*Problem to solve*.
Wherever the string "nutritionnelle" shows up in the data below, copy the whole line.

————

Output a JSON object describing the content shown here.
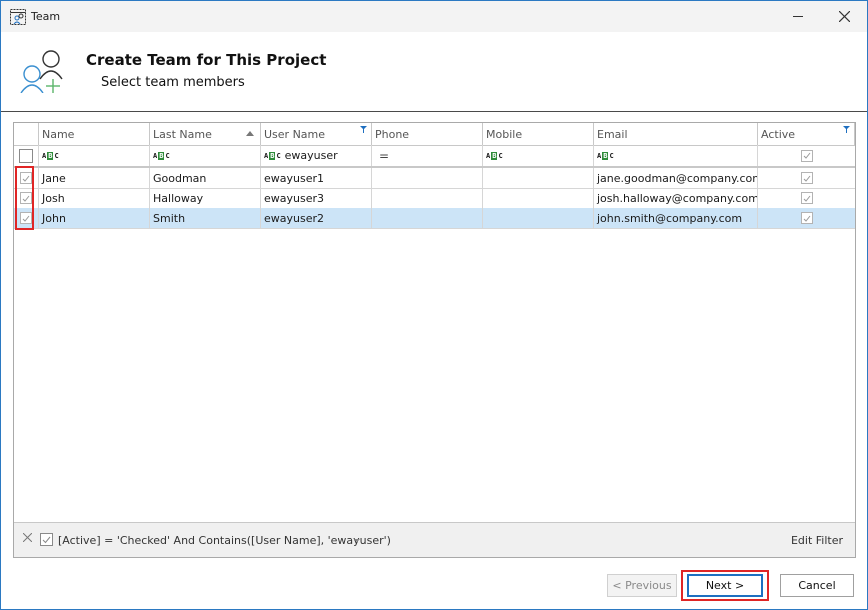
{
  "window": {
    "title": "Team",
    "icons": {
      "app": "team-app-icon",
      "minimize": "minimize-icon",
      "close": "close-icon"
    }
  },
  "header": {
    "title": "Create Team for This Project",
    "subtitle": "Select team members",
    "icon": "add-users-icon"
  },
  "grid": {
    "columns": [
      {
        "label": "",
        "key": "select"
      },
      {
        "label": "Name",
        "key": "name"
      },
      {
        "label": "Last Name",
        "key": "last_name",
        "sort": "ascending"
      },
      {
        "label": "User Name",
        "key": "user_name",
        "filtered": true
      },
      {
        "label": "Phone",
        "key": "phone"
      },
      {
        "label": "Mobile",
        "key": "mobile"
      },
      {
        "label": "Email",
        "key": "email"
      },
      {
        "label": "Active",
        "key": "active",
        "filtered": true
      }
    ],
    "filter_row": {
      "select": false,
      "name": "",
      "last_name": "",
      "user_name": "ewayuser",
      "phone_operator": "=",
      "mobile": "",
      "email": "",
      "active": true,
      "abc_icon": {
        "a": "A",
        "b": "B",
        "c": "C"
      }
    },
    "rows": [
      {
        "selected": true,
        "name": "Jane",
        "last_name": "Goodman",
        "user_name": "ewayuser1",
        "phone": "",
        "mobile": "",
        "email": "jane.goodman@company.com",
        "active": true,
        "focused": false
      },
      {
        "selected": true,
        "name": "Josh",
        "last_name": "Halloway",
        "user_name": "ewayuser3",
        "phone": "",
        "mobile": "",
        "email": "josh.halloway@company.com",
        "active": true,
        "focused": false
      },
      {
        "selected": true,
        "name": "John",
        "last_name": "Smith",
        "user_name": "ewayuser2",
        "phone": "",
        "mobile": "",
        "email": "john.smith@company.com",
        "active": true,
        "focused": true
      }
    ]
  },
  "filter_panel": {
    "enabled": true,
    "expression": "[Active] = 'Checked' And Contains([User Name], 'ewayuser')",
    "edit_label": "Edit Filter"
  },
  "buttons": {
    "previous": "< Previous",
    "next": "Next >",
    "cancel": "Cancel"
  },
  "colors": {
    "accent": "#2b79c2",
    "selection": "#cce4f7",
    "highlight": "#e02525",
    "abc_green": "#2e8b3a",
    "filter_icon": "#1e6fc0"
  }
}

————

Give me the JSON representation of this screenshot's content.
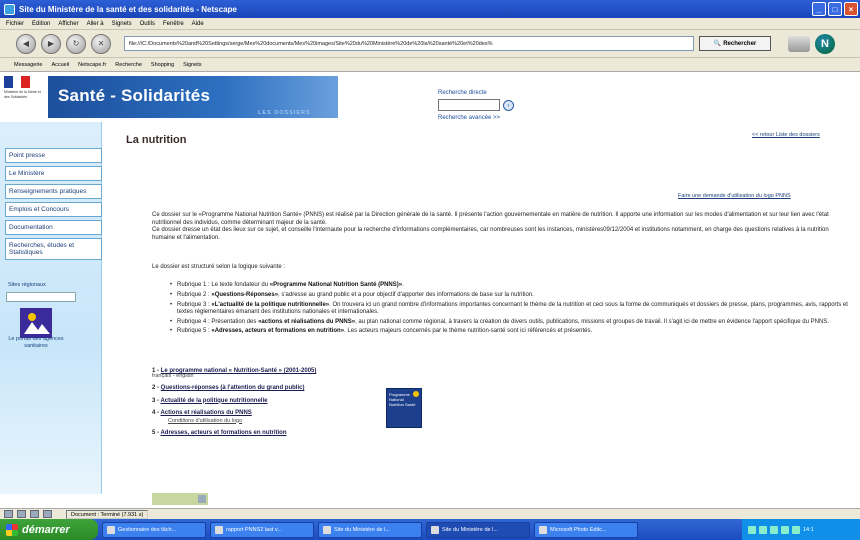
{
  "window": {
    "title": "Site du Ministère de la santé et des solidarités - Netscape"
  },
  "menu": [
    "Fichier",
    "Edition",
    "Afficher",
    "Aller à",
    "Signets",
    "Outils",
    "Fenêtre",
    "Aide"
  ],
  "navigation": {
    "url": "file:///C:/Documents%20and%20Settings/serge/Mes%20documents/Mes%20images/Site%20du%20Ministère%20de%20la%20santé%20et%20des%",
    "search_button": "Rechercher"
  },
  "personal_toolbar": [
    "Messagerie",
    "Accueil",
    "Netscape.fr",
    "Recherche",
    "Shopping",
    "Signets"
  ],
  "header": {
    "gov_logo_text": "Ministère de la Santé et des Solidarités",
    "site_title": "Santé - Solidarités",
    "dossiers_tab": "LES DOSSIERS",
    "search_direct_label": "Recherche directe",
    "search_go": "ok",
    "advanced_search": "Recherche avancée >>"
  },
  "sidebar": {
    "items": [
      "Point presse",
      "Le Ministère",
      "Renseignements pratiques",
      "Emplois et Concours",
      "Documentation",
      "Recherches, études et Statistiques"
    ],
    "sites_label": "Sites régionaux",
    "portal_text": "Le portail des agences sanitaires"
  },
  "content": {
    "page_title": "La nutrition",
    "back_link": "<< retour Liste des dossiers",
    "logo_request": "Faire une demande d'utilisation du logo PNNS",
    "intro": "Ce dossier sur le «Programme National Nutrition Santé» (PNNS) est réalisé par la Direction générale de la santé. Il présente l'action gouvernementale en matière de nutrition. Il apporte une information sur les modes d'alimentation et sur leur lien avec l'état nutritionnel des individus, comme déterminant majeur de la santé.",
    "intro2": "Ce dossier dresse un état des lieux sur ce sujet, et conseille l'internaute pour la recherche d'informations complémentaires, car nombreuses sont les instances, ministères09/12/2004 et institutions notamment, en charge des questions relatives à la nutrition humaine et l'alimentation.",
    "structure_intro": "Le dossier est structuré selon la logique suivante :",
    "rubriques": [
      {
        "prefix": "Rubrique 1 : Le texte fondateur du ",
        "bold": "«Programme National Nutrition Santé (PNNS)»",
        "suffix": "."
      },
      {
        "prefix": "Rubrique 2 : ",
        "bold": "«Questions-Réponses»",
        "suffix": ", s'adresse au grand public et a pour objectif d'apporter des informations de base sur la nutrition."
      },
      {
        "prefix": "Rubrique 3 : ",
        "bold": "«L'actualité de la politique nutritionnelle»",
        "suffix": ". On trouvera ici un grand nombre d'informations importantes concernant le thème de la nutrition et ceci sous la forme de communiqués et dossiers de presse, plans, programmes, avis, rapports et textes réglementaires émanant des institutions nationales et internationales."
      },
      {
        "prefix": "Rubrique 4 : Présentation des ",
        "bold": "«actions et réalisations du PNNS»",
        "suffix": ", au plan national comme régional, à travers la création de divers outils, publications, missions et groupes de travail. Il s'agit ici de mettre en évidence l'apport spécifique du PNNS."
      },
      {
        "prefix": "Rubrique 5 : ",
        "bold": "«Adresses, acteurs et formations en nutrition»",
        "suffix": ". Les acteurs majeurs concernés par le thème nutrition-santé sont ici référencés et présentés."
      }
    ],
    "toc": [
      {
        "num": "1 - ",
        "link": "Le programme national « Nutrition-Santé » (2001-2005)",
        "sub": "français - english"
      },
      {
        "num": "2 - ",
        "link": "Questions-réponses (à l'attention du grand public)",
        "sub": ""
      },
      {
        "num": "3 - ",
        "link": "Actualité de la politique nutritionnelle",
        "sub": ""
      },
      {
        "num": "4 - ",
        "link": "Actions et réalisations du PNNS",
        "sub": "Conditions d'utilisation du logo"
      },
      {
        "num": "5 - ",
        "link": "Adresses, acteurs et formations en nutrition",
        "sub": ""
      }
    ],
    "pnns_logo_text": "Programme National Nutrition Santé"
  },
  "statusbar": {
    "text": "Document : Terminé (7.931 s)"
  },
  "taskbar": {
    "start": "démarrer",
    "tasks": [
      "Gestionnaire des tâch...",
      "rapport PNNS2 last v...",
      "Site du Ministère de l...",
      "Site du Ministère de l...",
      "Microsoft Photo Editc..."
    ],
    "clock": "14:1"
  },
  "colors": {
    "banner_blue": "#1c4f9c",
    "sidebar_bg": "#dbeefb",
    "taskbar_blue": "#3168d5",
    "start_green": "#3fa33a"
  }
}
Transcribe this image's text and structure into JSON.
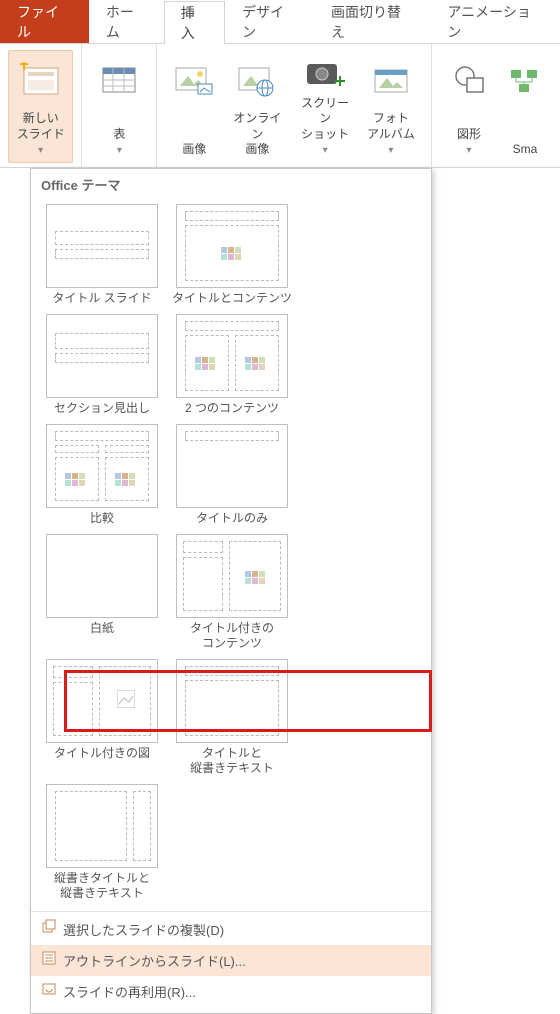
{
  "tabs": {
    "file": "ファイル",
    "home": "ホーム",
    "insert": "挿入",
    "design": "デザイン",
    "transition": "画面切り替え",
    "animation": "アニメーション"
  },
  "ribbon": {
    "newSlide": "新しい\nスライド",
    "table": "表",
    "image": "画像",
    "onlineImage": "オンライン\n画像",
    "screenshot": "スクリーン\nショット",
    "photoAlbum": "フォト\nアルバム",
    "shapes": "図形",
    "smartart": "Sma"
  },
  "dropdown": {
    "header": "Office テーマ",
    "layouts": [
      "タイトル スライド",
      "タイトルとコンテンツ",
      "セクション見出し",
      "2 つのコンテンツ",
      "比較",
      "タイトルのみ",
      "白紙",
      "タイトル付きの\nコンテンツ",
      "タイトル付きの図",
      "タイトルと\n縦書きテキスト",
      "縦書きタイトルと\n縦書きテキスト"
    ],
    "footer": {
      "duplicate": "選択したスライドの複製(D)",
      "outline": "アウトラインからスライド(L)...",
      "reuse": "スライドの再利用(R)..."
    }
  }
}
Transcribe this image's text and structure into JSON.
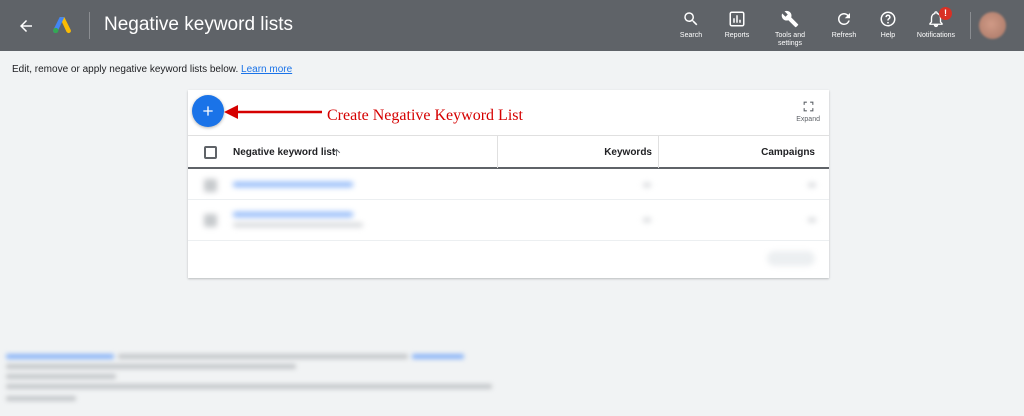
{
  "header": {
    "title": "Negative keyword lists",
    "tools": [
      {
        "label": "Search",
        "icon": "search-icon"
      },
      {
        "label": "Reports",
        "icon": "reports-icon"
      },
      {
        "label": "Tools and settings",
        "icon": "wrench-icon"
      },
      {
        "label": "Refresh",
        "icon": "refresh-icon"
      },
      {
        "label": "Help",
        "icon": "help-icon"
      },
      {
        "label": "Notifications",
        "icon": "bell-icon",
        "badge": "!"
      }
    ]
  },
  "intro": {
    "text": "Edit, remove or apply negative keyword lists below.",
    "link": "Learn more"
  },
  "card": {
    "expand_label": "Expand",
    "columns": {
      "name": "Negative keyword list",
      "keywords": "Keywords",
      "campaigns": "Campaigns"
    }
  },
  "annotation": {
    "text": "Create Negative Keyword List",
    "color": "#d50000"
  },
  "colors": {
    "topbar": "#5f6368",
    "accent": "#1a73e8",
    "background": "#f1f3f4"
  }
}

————

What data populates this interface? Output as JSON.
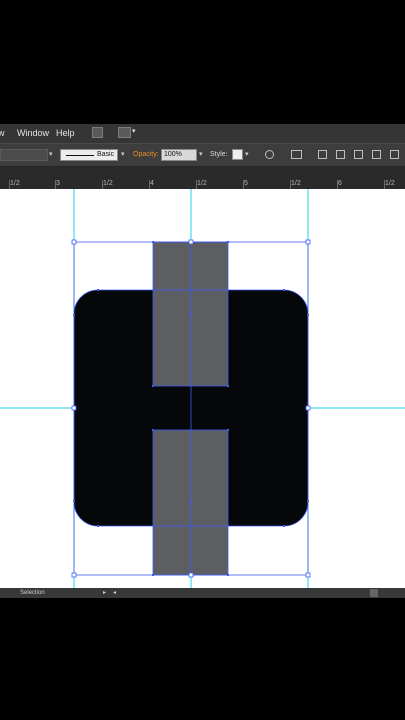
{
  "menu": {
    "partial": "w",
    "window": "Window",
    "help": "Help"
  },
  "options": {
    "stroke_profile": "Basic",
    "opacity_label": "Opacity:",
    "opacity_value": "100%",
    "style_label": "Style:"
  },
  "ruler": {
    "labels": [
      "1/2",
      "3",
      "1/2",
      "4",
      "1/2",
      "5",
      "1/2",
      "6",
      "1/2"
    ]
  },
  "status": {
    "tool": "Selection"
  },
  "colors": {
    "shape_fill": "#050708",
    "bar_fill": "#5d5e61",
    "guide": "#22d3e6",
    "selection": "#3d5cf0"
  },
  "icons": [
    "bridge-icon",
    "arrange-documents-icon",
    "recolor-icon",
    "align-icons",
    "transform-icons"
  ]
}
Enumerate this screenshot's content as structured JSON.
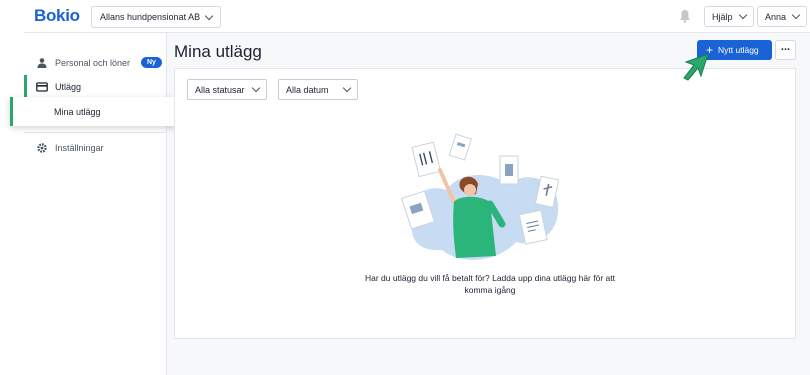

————

*Exercise answer*.
        "bold": "«L'actualité de la politique nutritionnelle»",
        "link": "Actualité de la politique nutritionnelle",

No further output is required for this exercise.